12 Safety Information ^ WARNING Do not transport people inside the trailer, even if it has living quarters. The transport of people puts their lives at risk and may be illegal. ^ WARNING Do not transport flammable, explosive, poisonous or other dangerous materials in your trailer. Exceptions: Fuel in the tanks of vehicles that are being towed Fuel stored in proper containers used in trailer living quarters for cooking Fuel stored in the tank of an on-board generator 1.2.12 Inoperable Brakes, Lights or Mirror Be sure that the electric brakes and all of the lights on your trailer are functioning properly before towing your trailer.
Electric brakes and lights on a trailer are controlled via a connection to the tow vehicle, generally a multi-pin electrical connector. Check the trailer tail lights by turning on your tow vehicle headlights. Check the trailer brake lights by having someone step on the tow vehicle brake pedal while you look at trailer lights. Do the same thing to check the turn signal lights.
If your trailer has electric brake, your tow vehicle will have an electric brake controller that sends power to the trailer brakes Before towing the trailer on the road, you must operate the brake controller while trying to pull the trailer in order to confirm that the electric brakes operate. While towing the trailer at less that 5 m.p.h., manually operate the electric brake controller in the tow vehicle cab. You should fee the operation of the trailer brakes. ^ WARNING Improper electrical connection between the tow vehicle and the trailer will result in inoperable lights and electric brakes, and can lead to collision.
Before each tow: Check that the taillights, brake lights and turn signals work Check that the electric brakes work by operating the brake controller inside the tow vehicle
13 Safety Information Standard mirrors usually do not provide adequate visibility for viewing traffic to the sides and rear a towed trailer. You must provide mirrors that allow you to safely observe approaching traffic. 1.2.13 Hazards From Modifying Your Trailer Essential safety items can be damaged by altering your trailer. Even simply driving a nail or screw to hand something can damage an electrical circuit, LP gas line or other feature of the trailer.

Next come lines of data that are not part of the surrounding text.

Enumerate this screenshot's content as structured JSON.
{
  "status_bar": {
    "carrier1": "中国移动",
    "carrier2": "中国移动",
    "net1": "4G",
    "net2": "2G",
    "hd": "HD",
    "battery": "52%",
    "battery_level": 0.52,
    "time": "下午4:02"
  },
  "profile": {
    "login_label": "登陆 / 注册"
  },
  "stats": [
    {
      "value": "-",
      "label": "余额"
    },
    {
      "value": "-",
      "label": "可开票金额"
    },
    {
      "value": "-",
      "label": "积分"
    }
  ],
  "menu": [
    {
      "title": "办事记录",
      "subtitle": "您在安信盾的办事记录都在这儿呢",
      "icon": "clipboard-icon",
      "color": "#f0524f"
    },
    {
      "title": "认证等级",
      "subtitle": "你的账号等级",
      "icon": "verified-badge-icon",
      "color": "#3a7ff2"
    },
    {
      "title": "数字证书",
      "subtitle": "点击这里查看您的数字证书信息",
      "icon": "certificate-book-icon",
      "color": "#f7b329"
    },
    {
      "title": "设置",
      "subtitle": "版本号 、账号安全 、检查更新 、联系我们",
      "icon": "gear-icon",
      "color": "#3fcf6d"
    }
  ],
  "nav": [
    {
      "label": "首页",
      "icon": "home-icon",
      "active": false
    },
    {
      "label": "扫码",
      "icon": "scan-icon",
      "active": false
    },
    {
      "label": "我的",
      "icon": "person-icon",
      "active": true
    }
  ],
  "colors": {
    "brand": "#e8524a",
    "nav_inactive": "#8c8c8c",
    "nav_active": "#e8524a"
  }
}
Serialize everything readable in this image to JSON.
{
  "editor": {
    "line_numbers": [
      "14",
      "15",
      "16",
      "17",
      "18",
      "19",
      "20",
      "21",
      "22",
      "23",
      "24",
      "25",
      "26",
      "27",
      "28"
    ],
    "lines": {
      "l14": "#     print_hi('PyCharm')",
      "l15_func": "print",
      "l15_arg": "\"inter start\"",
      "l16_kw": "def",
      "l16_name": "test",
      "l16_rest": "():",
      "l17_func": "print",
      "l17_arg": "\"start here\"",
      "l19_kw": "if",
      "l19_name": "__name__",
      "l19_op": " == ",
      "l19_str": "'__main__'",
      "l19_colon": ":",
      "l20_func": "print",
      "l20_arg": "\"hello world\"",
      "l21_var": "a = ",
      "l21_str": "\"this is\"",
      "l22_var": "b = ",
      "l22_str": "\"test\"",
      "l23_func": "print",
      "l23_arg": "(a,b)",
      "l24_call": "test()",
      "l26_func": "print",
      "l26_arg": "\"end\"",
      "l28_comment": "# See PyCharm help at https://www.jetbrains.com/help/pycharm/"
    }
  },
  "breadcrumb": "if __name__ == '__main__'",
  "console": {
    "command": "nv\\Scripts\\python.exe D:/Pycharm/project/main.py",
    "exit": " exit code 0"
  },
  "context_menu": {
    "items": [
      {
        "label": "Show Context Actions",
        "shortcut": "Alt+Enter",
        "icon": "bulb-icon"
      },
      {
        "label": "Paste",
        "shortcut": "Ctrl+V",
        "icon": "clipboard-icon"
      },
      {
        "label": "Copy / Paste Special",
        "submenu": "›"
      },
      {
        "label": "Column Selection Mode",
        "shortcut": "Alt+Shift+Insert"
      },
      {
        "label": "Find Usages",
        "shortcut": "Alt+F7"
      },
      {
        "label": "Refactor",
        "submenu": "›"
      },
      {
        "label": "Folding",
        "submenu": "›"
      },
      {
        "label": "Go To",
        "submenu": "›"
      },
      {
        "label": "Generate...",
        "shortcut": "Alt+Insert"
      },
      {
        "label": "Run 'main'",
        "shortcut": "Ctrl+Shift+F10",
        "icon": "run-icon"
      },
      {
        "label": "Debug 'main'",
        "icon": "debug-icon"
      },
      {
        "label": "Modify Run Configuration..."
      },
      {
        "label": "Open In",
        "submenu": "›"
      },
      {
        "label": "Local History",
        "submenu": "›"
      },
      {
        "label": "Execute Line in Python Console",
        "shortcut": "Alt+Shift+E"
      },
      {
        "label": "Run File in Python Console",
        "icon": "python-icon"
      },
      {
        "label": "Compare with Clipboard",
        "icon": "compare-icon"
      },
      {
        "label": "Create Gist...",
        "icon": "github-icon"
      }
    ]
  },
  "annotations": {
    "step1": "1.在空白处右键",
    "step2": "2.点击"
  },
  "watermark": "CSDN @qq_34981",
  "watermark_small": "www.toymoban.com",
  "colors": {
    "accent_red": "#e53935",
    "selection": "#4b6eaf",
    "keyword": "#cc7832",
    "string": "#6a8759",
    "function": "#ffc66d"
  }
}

Before making any alteration on your trailer, contact your dealer ProLine Trailers Inc. at 877-956- 9269 and describe the alteration you are contemplating. Alteration of the trailer structure or modification of mechanical, electrical, plumbing, heating or other systems on your trailer must be preformed only by qualified technicians who are familiar with the system as installed on your trailer.